Does it help, having a label or a diagnosis? Maybe it depends what it is, or how it was acquired. As a psychiatrist, I like to make a diagnosis; indeed, it feels sloppy not to try, and there is always the genuine hope that this will lead to better management.
But I don’t do terribly well with my own diagnoses. When I first became ill, many years ago, I was told that I had depression. What, I thought? This feels nothing like depression. I knew the symptoms, but perhaps I didn’t know myself terribly well, and I couldn’t see much connection between the two. I am actually ashamed to admit that not only did I think that I had borderline (emotionally unstable) personality disorder, but I was convinced that everyone else thought so too, particularly those involved in my care. I am ashamed because this highlights my own prejudices and misconceptions.
Later, my psychiatrist told me I had bipolar disorder. Then I changed psychiatrist, and he decided I had recurrent depression (psychotic depression), later changing this back to bipolar disorder. The problem is that if a diagnosis changes, as a patient you start to doubt its validity. You think that it could easily change again, and if so, is it really true? As a psychiatrist, I know the importance of making a diagnosis with care, and reviewing it if things change – but it’s hard to accept as a patient.
I also know that some psychiatrists have a reputation for making particular diagnoses, and this can attract scepticism from colleagues. Bipolar disorder and borderline personality disorder can be diagnosed in the same person by different doctors. All this really proves is that psychiatric diagnoses are very hard to make, but it does bring me back to the thorny issue of personality disorders.
I didn’t want to have a personality disorder because it meant – to me – that I wasn’t ill, that I had brought this on myself, that it was my fault.
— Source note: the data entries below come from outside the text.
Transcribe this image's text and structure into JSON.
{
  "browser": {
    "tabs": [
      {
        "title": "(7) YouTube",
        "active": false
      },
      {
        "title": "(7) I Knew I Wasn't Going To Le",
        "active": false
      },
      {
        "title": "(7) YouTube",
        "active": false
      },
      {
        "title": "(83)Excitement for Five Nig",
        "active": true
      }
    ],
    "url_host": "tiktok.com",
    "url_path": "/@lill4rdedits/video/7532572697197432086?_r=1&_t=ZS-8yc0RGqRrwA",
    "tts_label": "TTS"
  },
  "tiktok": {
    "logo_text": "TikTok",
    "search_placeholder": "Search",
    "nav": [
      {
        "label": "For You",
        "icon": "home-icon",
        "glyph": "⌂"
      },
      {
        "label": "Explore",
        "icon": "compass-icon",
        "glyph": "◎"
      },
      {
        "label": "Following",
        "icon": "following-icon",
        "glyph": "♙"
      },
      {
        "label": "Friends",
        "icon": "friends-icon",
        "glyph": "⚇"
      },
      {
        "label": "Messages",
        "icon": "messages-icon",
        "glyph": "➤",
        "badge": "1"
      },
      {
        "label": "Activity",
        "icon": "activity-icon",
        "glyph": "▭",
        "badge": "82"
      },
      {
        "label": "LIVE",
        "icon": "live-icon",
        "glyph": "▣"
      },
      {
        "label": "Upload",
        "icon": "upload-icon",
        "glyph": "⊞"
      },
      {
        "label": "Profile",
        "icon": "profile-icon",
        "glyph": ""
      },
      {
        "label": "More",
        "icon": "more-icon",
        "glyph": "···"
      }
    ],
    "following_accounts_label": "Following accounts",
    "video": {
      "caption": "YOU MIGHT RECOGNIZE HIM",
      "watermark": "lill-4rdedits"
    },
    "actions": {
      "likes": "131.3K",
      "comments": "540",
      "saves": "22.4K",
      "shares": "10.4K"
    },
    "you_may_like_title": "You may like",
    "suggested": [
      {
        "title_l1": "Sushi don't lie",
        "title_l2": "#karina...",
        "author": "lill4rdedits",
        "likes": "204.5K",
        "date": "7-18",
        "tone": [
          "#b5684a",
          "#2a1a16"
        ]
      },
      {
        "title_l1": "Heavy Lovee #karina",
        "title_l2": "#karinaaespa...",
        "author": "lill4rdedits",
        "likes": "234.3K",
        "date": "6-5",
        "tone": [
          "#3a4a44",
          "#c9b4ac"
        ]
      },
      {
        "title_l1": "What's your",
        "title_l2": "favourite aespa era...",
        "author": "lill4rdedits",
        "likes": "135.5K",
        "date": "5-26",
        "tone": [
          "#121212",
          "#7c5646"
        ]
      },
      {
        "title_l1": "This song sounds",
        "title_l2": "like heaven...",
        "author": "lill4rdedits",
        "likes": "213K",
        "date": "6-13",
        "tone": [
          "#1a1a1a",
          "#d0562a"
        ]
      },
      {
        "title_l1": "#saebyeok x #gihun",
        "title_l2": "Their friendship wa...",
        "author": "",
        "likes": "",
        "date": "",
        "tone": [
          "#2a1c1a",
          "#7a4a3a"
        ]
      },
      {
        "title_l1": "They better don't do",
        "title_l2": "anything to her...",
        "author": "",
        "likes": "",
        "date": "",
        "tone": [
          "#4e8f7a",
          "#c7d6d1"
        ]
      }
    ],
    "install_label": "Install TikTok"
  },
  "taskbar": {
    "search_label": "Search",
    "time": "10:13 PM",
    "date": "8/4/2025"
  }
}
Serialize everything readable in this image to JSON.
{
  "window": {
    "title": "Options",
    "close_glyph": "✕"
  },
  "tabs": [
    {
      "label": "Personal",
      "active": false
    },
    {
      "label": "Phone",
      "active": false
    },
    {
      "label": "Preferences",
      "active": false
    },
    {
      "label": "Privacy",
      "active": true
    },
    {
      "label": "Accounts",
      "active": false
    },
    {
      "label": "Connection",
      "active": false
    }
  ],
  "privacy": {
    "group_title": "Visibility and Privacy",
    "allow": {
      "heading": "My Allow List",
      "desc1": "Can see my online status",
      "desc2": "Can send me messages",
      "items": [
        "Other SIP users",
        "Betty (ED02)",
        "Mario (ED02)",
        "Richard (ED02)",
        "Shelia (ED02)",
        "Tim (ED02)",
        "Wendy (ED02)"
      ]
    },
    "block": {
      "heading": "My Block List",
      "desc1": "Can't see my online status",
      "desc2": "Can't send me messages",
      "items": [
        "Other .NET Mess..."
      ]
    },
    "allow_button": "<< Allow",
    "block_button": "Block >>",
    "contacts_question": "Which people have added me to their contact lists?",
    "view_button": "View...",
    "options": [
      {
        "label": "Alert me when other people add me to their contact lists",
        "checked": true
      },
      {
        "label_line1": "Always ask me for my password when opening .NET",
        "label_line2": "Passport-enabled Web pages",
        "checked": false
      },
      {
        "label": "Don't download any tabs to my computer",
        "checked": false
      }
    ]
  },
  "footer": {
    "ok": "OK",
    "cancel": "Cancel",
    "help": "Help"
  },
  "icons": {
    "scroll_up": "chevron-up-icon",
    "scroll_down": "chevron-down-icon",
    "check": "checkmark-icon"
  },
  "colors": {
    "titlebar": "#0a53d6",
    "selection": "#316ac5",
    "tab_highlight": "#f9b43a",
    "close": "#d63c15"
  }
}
I don’t think I came up with this all by myself, I think it was and is a stigmatising diagnosis, and I had seen some punitive attitudes. I think things have improved – more people now are sympathetic, but the resource to treat remains limited, and people are still let down. My own fears, that I had this, make me very sad. Fears of judgment and criticism – and is that how I think about others? I really hope not. The years have taught me that those with personality disorders suffer as much, if not more, than those given other diagnoses. They are frequently victims of childhood trauma, and can be angry, and difficult to be with; but they are no less deserving of our help and care, perhaps more. It’s just that our care often isn’t very good, partly because we need support, and resources (money) to provide it, and partly because we don’t always know what is best. Our current knowledge is incomplete.
But I think that it’s the name, personality disorder, that really gets to me. And borderline! Emotionally unstable is slightly better, but not much. When I think about my personality, it’s about what I am and mean – it’s who I am – and having a disorder diagnosed would be profoundly disturbing.
I do think diagnoses are helpful, but we (psychiatrists) have to accept when we get them wrong, and we need to explain this to our patients. And some need better names.
My own (current) diagnosis of bipolar affective disorder is one that I am trying to accept, but it still feels alien to me. I see a textbook description, and I see myself, and I think how can these possibly have any connection? Would manic depression be any better, I wonder, and the answer is probably not (although it is more descriptive).
Ultimately there will always be people who don’t believe in psychiatric illness, or see it more in terms of a psychological construct resulting from the experiences of life, good and bad. What happens to us influences us greatly; but having seen some very ill patients, I cannot believe this entirely. Having been ill myself – I just don’t know. One is too close to oneself to tell.
Is mental illness real? Well, if things can go wrong with the body, they can undoubtedly go wrong with the brain. To me that counts as illness, although there are many other influences. Why does this question of veracity provoke so much emotion? Perhaps because mental illness is frightening, and the thought that one might have no control is fundamental. How can we believe in ourselves as beings if we are subject to biology? I don’t have any answers, but I like to think about it.